But US District Judge Denise Cote said a monitor would be necessary, after Apple had failed to show it learned its lesson from its “blatant” violations of antitrust law.

The monitor, she said, would likely be installed to review Apple’s internal antitrust compliance program and procedures and recommend changes, and also required annual antitrust training for employees in Apple’s e-books and content businesses.

So far the Judge has been fairly laid back about the injunction and allowed Apple to negotiate with the DoJ about a list of remedies, but she finally seems to have worked out that she is not dealing with a business but a religion which believes it can do no wrong.

Cote suggested a final injunction would be narrower than what the US Department of Justice has been seeking, and would not restrict Apple’s agreements with suppliers of other types of content such as movies, music and TV shows.

According to Bloomberg,  she said that she wanted an injunction to rest as lightly as possible on how Apple runs its business.

Cote is expected to issue an injunction next week.

The Justice Department, joined by 33 US states and territories, is now jostling with Apple over the scope of what Cote should do to prevent further antitrust violations.

Cote suggested that Apple hold staggered negotiations with publishers beginning in two years in an effort to avoid future collusion.

She said she would wait for the parties to hash out suggestions for final language for the injunction. 

Apple warns book world it must submit

Apple, which is on trial for orchestrating a price cartel on ebooks, has closed its arguments by threatening grave consequences if it does not get its way.

Apple said that an adverse ruling against it would have a “chilling effect” on how businesses investigate new markets.

According to NDTV Gadgets, the company’s lawyer, Orin Snyder, said that if Apple was found guilty, it would “send shudders through the business community”.

It would condemn the ordinary negotiations that companies undertake to enter new markets, he warned.

“A ruling against Apple sets a dangerous precedent,” Snyder warned.

Outsiders agree. It means that companies will not be allowed to collude with others to fix prices and arrogantly brag about it in public.

The trial heard evidence that Apple’s antics with the book publishers did raise the price of books for consumers generally.

This is more or less what Steve Jobs bragged about in his biography.

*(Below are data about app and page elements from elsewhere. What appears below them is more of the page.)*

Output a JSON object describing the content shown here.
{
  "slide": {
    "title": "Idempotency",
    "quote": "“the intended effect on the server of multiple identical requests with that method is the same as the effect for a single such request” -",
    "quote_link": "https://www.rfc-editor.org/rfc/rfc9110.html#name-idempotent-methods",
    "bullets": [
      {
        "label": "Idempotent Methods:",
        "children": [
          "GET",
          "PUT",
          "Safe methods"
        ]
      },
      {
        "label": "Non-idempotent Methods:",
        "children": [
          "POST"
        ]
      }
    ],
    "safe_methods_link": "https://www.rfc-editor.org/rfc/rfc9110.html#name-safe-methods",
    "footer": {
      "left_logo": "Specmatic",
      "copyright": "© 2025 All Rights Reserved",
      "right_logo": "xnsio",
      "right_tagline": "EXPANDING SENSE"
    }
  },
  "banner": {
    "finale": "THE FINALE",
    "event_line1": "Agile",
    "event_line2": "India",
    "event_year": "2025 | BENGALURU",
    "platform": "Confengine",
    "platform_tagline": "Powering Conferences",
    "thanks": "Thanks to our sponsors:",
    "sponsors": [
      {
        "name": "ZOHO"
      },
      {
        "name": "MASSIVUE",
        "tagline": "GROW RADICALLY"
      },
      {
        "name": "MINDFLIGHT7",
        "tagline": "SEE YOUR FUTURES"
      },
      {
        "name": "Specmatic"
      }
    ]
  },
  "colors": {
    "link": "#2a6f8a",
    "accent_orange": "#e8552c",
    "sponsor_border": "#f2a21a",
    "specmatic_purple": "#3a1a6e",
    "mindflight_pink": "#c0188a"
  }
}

The trial heard evidence that Apple conspired with US publishers beginning in late 2009 to increase the price of ebooks in an effort to undercut the pricing established by then-dominant Amazon.com. The publishers have settled with the government.

US district judge Denise Cote was not giving Apple an easy time. She had already warned that before the case had opened the DoJ had produced enough paper evidence to prove a price cartel.

Now she has asked if it was correct that Apple “understood publishers were willing to work together to put pressure on Amazon”.

Snyder insisted that there was no evidence Apple understood the publishers were allegedly conspiring together before it proposed creating an online bookstore for its coming iPad.

He said that Apple had no idea the publishing executives were calling each other and having dinners together.

Snyder claimed that there was no such thing as a conspiracy by telepathy.

The Justice Department is not seeking damages against Apple. It wants Apple to be prohibited from the agency model for two years and a five year prohibition against the use of price-parity contract clauses at the centre of the case, among other remedies.

If the government wins, there will be a separate trial which would be held on damage claims asserted by 33 state attorney generals whose case on liability was also being heard during the last few weeks.